“There is no cure for birth and death save to enjoy the interval.” George Santayana
Human beings, it seems to me, are great problem-solvers. We have great energy for it and do it well. However, we aren’t such good “thinkers-ahead.” That, we don’t do well. In some cases, we don’t do it at all.
We have always had shouters of doom and gloom among us. We still manage to harvest our crops, gather our vegetables, slaughter the pigs, cows, chickens, lambs and anything else needed to hold us over winter and even make a party or two, as well as make our coats for the winter. We survive winter itself and, after spring has passed, learn to complain about the heat of summer — and the tourists from Alberta and elsewhere. We say those who shout doom and gloom are “looking backward.” That’s much easier to do. But we aren’t anywhere near as good at seeing problems in advance.
Human beings have had a long time to figure out the rules by which the world — and the universe in which it goes around — works. We have had time to figure out the rules and adapted them into our knowledge, to be passed on. Still, we don’t think about the sabre-toothed tiger until it jumps out of the rocks and starts eyeing us for lunch. Only then do we see how silly it was to carry the results of our morning hunt as we whistled obliviously on our way home. We do the same with driving, and a thousand other things.
We’ve had such a long time, yet we still aren’t very good at it. In fact, it often seems we don’t really get a look at the dangers with which we share our territory. Then we feel caught by surprise when the dangers stand right in front of us and bite us in uncomfortable places.
When that happens, we think and move as fast as we can. Unfortunately, we are not in a position to think or move as fast (or with as many options) as we would like.
People commonly make that mistake. It’s a bit like walking into known rattlesnake territory wearing only shorts and sandals, and then being surprised by the bite. We very frequently don’t think about the consequences of our decisions and actions. Anyone else will tell us about our mistake, afterwards. We’ve all seen it a million times. It’s before the event we don’t think enough. And it’s the “before” sort of thinking we need, more than the “after.”
We aren’t the first to think of this. Sometime in the early Greek period (he lived from 270 BC to 341 BC), a philosopher named Epicurus said something like, “Death is nothing to us, since when we are, death has not come, and when death has come, we are not.” He doesn’t use modern language, but it’s the same sort of thought.

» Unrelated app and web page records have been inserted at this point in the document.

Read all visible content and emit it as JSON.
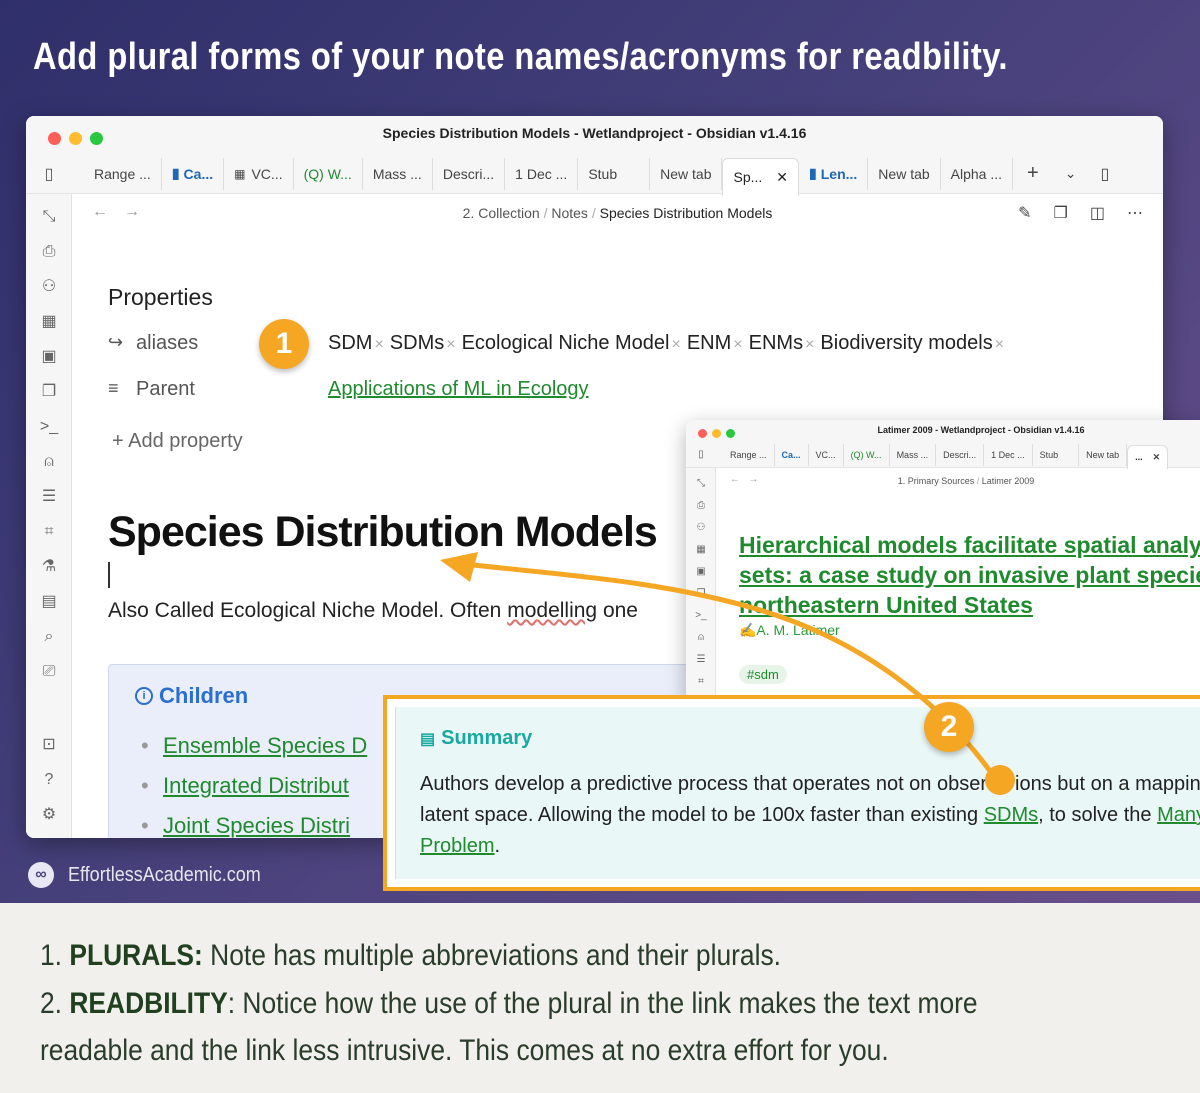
{
  "headline": "Add plural forms of your note names/acronyms for readbility.",
  "brand": {
    "text": "EffortlessAcademic.com"
  },
  "colors": {
    "accent": "#f5a623",
    "link": "#1f8a2e",
    "callout": "#2a6fd0",
    "summary": "#1aa9a0",
    "background_top": "#3a3a78"
  },
  "main_window": {
    "title": "Species Distribution Models - Wetlandproject - Obsidian v1.4.16",
    "tabs": [
      "Range ...",
      "Ca...",
      "VC...",
      "(Q) W...",
      "Mass ...",
      "Descri...",
      "1 Dec ...",
      "Stub",
      "New tab",
      "Sp...",
      "Len...",
      "New tab",
      "Alpha ..."
    ],
    "breadcrumb": [
      "2. Collection",
      "Notes",
      "Species Distribution Models"
    ],
    "properties": {
      "heading": "Properties",
      "aliases_label": "aliases",
      "aliases": [
        "SDM",
        "SDMs",
        "Ecological Niche Model",
        "ENM",
        "ENMs",
        "Biodiversity models"
      ],
      "parent_label": "Parent",
      "parent_value": "Applications of ML in Ecology",
      "add_property": "+ Add property"
    },
    "note_title": "Species Distribution Models",
    "body_text": "Also Called Ecological Niche Model. Often",
    "body_underlined": "modelling",
    "body_tail": "one",
    "callout": {
      "title": "Children",
      "items": [
        "Ensemble Species D",
        "Integrated Distribut",
        "Joint Species Distri"
      ]
    }
  },
  "second_window": {
    "title": "Latimer 2009 - Wetlandproject - Obsidian v1.4.16",
    "tabs": [
      "Range ...",
      "Ca...",
      "VC...",
      "(Q) W...",
      "Mass ...",
      "Descri...",
      "1 Dec ...",
      "Stub",
      "New tab",
      "..."
    ],
    "breadcrumb": [
      "1. Primary Sources",
      "Latimer 2009"
    ],
    "note_title_lines": [
      "Hierarchical models facilitate spatial analys",
      "sets: a case study on invasive plant species",
      "northeastern United States"
    ],
    "author": "✍A. M. Latimer",
    "tag": "#sdm"
  },
  "summary": {
    "title": "Summary",
    "line1": "Authors develop a predictive process that operates not on obser",
    "line1_tail": "ions but on a mapping",
    "line2_pre": "latent space. Allowing the model to be 100x faster than existing ",
    "line2_link": "SDMs",
    "line2_post": ", to solve the ",
    "line2_link2": "Many",
    "line3_link": "Problem",
    "line3_post": "."
  },
  "badges": [
    "1",
    "2"
  ],
  "caption": {
    "item1_num": "1. ",
    "item1_bold": "PLURALS:",
    "item1_text": " Note has multiple abbreviations and their plurals.",
    "item2_num": "2. ",
    "item2_bold": "READBILITY",
    "item2_text": ": Notice how the use of the plural in the link makes the text more readable and the link less intrusive. This comes at no extra effort for you."
  }
}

There’s very little doubt in my mind now, after so many years of making mistakes, that we humans are not very good at “pre-thinking.” We are far better at thinking “after.” At least, it seems, I am.
Afterwards. Looking back.
Fred Elford is a retired international organization development consultant, living in Invermere, where he spends his time with bonsai trees. He can be reached at fredelford@ shaw.ca.